* DIRECTIONS FOR THIS TASK:
From the listing below, copy each line that contains the word "location".

* GIVEN RECORDS:
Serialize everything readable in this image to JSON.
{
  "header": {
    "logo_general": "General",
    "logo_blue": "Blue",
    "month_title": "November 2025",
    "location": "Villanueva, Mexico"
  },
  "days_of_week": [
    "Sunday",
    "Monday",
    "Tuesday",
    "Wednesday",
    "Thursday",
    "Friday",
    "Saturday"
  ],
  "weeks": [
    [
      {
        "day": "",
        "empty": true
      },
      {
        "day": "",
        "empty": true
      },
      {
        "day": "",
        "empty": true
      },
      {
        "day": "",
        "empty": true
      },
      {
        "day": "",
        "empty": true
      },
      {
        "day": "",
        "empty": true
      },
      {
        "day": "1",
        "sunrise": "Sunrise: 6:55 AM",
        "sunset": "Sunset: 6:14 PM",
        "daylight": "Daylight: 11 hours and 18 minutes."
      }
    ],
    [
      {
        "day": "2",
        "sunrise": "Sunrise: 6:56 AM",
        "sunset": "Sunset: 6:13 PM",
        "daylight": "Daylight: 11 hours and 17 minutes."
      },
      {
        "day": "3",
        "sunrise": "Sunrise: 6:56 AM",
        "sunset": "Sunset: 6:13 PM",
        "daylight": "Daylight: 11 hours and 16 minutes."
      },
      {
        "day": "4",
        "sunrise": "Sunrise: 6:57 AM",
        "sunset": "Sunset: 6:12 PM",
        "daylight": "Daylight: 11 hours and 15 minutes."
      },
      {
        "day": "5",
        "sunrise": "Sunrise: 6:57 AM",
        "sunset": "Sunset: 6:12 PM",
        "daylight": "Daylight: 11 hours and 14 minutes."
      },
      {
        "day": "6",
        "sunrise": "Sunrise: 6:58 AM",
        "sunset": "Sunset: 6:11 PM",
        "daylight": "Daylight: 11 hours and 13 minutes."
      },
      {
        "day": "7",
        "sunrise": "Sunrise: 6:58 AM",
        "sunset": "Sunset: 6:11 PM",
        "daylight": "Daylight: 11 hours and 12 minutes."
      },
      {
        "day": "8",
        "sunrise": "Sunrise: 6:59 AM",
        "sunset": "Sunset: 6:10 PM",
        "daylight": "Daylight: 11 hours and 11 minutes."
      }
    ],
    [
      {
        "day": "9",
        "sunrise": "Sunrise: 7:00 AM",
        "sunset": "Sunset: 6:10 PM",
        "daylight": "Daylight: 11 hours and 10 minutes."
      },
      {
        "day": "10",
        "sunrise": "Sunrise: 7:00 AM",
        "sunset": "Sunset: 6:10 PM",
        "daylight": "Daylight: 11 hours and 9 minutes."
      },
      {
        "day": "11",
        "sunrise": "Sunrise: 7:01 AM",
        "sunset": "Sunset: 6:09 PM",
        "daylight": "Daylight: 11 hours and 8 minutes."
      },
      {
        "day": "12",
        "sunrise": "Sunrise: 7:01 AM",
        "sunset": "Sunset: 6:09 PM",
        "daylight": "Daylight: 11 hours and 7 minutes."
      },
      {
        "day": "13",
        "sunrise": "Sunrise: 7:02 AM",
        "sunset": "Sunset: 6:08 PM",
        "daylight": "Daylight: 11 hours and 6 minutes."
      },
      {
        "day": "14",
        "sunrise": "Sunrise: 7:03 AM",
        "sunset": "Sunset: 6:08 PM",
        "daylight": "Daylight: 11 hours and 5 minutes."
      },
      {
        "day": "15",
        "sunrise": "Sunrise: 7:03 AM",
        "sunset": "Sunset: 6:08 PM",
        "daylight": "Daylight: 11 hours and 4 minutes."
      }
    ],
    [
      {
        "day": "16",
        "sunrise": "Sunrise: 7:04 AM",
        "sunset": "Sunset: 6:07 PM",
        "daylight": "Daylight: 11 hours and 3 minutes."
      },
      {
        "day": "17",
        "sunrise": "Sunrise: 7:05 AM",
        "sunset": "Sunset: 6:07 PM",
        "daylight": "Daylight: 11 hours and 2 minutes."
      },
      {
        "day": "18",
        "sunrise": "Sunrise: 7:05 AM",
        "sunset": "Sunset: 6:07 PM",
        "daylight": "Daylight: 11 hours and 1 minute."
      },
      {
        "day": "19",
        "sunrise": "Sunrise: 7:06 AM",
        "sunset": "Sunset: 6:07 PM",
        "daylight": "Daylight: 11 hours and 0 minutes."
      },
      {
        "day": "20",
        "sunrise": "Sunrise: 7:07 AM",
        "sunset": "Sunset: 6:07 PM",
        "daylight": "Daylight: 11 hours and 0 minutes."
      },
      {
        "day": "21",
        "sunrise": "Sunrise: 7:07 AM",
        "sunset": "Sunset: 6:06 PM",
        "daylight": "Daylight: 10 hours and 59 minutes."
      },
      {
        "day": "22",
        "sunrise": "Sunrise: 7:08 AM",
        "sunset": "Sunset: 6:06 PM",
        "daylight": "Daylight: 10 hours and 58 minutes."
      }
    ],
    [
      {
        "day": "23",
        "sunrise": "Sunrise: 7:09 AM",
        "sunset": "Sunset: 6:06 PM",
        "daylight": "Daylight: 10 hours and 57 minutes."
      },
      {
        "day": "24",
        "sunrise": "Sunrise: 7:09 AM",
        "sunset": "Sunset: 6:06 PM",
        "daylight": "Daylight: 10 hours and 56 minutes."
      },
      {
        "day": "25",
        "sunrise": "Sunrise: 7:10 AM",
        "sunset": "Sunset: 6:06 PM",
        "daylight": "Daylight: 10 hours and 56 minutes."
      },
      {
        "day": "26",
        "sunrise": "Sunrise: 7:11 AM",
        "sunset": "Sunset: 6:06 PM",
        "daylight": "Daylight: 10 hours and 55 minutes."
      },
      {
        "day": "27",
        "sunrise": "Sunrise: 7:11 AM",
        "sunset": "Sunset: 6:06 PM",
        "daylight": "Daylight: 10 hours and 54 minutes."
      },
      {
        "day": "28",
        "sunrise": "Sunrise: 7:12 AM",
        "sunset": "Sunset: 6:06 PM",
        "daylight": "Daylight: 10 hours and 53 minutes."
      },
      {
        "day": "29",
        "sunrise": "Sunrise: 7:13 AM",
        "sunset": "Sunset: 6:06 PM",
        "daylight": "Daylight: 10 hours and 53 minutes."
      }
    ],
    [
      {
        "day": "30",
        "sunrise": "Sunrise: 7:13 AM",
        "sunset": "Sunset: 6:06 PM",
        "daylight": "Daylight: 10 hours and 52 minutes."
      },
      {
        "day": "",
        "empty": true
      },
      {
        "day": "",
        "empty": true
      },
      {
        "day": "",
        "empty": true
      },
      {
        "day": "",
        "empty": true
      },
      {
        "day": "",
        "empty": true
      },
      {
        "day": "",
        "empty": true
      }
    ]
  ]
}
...
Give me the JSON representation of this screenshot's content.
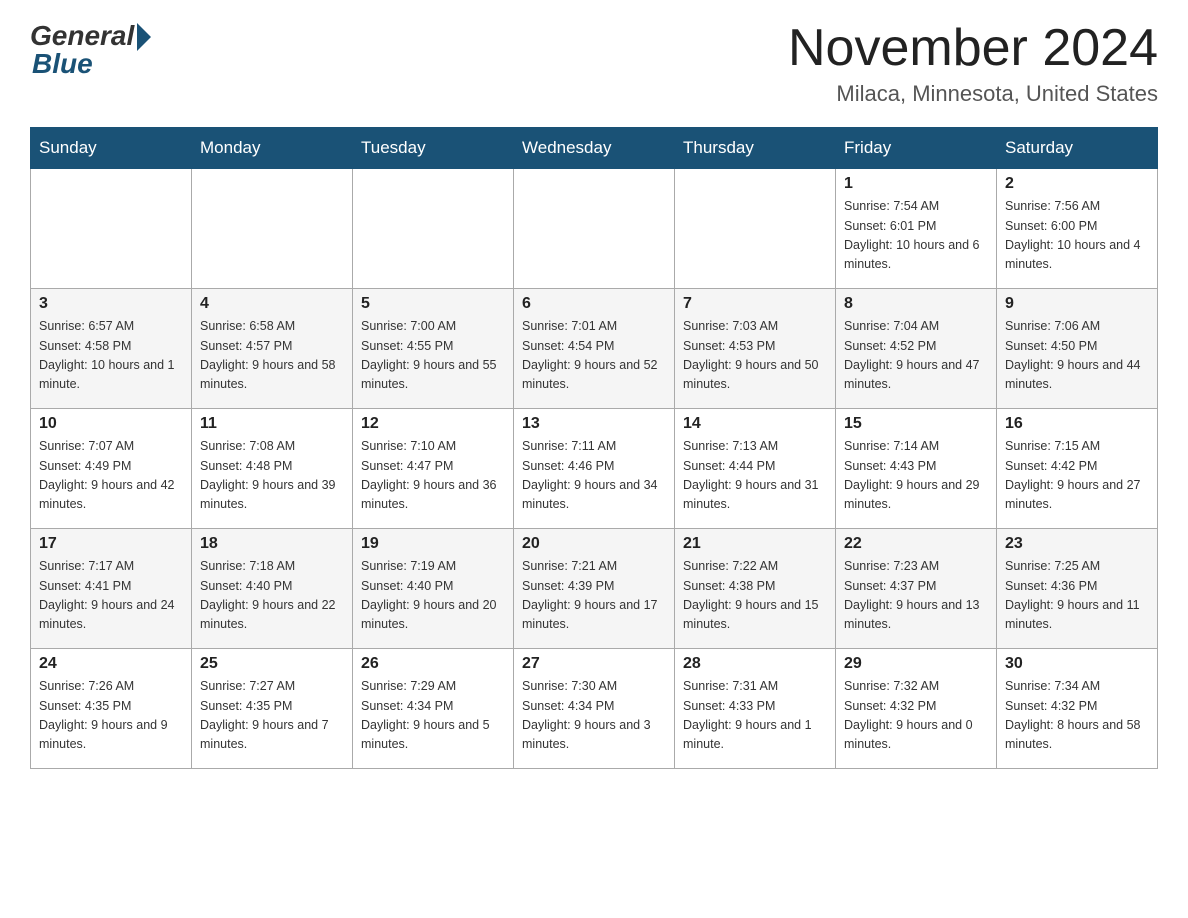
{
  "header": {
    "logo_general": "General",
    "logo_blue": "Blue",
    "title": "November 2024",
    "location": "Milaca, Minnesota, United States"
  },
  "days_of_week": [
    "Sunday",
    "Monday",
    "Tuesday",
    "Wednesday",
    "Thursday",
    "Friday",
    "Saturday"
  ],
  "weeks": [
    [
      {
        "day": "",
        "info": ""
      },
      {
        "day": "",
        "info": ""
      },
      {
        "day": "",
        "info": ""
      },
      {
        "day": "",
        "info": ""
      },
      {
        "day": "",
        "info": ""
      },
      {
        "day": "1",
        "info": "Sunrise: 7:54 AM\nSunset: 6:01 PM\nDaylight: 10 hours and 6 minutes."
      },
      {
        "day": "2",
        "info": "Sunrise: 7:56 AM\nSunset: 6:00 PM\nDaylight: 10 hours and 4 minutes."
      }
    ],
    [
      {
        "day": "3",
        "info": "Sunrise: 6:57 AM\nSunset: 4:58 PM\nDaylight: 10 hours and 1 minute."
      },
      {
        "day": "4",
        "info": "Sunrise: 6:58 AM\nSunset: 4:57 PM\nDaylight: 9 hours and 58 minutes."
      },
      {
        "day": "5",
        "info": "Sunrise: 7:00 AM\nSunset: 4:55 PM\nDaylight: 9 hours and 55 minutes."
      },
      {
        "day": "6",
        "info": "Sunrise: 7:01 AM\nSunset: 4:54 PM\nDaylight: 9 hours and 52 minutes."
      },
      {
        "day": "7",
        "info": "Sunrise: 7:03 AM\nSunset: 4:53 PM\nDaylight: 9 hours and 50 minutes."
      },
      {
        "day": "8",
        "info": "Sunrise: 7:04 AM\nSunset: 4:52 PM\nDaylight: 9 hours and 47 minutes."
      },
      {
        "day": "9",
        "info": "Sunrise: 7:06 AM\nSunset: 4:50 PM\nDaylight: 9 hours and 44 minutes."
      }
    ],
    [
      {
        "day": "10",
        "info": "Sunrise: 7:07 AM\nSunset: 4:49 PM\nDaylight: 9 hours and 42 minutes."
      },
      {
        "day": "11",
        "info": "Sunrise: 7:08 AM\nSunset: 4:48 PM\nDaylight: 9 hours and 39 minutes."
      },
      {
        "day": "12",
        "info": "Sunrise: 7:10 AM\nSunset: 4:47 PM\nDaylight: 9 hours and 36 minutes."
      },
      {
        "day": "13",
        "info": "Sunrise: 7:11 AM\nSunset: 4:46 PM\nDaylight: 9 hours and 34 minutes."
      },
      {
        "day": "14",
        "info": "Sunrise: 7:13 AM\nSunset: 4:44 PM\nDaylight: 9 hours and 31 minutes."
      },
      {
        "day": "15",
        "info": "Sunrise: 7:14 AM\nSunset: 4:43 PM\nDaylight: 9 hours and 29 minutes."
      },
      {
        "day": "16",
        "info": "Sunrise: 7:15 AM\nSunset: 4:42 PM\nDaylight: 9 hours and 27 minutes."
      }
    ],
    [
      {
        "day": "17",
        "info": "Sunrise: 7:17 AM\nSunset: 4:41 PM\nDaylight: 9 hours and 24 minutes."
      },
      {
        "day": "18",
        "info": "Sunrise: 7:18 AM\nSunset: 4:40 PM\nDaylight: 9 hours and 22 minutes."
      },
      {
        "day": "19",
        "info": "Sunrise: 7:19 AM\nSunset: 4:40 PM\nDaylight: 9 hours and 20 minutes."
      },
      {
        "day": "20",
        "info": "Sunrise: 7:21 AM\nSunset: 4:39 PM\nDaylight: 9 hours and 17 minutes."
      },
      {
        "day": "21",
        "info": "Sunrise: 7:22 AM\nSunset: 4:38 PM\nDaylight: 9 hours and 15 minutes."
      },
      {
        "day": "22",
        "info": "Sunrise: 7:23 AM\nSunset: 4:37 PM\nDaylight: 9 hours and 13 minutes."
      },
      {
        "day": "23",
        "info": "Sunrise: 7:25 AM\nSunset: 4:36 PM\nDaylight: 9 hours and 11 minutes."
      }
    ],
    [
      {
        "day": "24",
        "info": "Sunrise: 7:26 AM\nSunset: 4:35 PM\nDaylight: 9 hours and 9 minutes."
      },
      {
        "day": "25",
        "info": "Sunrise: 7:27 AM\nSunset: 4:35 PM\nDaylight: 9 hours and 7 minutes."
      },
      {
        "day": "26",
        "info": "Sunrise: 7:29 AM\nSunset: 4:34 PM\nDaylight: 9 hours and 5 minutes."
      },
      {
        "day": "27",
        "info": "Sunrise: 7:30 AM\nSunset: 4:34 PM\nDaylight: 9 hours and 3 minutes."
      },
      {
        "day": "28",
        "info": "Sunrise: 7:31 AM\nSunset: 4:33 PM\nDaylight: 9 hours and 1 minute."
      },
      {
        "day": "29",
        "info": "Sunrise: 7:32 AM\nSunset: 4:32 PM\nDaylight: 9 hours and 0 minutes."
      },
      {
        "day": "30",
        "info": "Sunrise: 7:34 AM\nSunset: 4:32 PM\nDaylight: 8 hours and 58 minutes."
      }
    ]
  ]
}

* WORKED SOLUTION:
    "location": "Villanueva, Mexico"
    "location": "Milaca, Minnesota, United States"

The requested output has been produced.